Contrary to the expectations of many (myself included), a recent study suggests that individuals might express a more authentic personality/self through social media (e.g. Facebook) than in person. Read Sarah Perez’s description of the study and its implications here.
What were you doing at midnight on February 4, 2009? Sleeping? Chomping down a late-night snack? Facebooking? If the latter, you were unwittingly celebrating Mark Zuckerberg’s creation on its fifth birthday.

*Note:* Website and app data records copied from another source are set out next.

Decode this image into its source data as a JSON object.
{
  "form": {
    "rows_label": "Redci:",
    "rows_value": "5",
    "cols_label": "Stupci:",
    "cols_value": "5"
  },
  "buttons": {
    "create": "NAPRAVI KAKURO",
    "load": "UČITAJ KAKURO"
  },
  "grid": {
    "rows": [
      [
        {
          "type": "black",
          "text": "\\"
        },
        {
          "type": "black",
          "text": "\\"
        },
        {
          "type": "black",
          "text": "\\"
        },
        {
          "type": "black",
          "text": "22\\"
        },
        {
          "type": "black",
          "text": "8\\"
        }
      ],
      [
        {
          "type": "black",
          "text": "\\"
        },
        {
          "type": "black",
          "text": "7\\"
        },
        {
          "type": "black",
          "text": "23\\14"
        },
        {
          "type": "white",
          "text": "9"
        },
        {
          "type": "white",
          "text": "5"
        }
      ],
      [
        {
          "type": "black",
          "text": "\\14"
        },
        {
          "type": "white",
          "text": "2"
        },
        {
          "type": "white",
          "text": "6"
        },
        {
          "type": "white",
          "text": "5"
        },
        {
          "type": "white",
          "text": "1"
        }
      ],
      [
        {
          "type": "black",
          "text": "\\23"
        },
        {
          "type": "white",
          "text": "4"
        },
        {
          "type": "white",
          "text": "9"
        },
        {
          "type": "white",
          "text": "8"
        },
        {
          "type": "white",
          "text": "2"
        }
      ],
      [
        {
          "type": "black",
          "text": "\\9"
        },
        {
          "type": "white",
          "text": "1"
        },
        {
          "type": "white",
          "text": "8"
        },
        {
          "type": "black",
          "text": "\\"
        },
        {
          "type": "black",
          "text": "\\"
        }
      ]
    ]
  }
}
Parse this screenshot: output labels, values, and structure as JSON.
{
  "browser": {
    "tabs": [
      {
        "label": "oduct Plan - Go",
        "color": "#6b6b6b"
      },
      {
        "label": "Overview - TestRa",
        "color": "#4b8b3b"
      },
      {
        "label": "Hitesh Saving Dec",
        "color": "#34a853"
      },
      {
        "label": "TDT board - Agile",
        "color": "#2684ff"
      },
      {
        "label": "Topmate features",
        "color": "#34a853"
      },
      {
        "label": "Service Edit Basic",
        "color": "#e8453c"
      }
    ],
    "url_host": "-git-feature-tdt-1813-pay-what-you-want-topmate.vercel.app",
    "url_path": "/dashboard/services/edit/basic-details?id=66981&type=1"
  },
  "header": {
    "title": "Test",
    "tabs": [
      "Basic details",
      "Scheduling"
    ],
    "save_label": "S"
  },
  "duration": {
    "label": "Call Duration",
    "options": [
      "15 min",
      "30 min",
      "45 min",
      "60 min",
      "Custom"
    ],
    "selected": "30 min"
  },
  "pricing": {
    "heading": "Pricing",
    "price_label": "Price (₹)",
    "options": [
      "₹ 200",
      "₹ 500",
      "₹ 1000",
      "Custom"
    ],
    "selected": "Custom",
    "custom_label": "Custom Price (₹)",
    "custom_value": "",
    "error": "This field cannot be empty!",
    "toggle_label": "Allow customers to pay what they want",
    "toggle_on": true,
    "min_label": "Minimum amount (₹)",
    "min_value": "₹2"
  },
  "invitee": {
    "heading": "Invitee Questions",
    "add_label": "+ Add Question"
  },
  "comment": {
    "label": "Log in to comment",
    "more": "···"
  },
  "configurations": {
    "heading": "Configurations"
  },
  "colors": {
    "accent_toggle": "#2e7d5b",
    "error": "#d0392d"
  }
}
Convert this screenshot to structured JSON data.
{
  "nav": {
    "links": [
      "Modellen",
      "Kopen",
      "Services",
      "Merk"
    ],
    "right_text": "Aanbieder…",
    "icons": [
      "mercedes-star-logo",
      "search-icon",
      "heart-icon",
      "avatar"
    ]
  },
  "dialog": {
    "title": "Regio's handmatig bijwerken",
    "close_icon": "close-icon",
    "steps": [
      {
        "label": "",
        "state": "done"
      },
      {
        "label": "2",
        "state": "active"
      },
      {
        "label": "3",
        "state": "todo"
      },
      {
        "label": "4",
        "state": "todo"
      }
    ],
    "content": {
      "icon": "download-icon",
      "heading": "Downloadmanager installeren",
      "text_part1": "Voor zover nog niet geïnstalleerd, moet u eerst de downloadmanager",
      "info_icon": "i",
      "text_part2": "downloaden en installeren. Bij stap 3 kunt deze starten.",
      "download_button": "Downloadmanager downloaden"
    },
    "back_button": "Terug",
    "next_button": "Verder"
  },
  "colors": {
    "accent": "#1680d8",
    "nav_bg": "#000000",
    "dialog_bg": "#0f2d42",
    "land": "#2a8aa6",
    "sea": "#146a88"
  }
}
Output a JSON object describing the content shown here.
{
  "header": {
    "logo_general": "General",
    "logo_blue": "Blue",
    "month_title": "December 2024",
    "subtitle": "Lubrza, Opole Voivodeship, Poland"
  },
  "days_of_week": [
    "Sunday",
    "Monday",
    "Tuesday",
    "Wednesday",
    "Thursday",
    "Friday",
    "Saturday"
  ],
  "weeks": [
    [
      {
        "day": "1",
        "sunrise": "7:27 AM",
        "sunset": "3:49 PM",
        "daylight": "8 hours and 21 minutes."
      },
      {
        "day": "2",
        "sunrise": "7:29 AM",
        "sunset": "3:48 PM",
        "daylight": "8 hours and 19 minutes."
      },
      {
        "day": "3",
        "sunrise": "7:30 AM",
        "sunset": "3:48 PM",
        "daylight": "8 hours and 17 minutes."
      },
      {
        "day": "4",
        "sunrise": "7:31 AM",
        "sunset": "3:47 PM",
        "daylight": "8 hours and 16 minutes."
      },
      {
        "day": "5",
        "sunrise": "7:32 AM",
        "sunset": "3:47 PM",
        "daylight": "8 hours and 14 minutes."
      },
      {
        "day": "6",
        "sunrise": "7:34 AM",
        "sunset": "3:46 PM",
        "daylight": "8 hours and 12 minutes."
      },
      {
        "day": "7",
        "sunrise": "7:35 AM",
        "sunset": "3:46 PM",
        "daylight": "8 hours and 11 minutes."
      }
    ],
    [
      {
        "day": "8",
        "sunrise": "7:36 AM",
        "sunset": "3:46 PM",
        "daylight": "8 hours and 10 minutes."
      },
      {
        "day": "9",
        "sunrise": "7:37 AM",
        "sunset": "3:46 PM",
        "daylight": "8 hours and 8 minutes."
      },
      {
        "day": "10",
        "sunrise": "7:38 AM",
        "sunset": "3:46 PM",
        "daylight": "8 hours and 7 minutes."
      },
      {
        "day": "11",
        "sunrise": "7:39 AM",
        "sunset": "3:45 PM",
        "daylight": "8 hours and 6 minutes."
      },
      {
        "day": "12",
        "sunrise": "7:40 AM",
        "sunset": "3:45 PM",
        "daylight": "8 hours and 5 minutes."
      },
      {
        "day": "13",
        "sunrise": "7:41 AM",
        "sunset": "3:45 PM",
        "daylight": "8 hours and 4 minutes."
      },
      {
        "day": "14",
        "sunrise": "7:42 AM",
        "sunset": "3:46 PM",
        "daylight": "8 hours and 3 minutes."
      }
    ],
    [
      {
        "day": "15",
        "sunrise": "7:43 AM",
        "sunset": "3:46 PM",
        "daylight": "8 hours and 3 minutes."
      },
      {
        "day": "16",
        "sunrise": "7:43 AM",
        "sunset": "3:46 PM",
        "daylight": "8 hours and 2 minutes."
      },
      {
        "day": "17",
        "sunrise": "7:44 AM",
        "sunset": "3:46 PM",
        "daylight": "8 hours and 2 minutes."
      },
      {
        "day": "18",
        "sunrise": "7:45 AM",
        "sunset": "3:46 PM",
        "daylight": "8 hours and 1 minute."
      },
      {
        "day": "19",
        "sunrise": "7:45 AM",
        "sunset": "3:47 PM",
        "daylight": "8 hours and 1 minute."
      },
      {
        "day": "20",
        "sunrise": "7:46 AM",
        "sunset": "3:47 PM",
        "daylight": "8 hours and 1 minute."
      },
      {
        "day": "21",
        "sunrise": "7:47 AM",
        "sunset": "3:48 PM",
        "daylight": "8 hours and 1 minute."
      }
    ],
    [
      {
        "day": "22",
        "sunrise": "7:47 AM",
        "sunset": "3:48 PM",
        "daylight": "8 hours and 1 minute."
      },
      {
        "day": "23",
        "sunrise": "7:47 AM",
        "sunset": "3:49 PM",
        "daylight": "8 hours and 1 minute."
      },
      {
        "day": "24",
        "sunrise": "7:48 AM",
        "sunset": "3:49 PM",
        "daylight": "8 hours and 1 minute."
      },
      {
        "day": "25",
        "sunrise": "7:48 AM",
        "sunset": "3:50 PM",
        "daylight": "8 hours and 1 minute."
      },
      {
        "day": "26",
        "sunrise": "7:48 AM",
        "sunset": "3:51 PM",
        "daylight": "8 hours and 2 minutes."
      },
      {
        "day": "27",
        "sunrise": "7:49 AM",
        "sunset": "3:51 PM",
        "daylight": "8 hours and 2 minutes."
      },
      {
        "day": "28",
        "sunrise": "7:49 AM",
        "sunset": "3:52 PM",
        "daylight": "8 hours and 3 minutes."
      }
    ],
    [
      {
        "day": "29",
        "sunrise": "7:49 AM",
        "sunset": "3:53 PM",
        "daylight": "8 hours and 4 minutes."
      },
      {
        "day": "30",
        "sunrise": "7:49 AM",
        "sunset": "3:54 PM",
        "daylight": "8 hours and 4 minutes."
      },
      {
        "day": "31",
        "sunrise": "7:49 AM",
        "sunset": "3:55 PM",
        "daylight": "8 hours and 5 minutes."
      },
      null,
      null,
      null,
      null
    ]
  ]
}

Five years and 150 million users later, Facebook is still the topic of heated debate. What does this construct say about our society? What impact is it having? What social mores is it changing? These questions, and others, will continue to be posed and considered for years to come and, fortunately, Facebook will keep delivering material for speculation. Take, for example, the “25 Random Things” note racing through this social network’s veins like some epidemic virus. The object is to fill out a list of 25 things about yourself, a blend of the private and the personal, and publish it to your friends. They are then supposed to fill out a list about themselves in turn, and pass it on. As John Timpane of the Philadelphia Inquirer observes, after one person sent this note to ten others, and those ten sent the note to ten of their friends, “soon Facebook – a virtual living room where people hang out and tell everyone else what they’re doing and thinking – is awash with personal revelations, admissions, info once kept private.”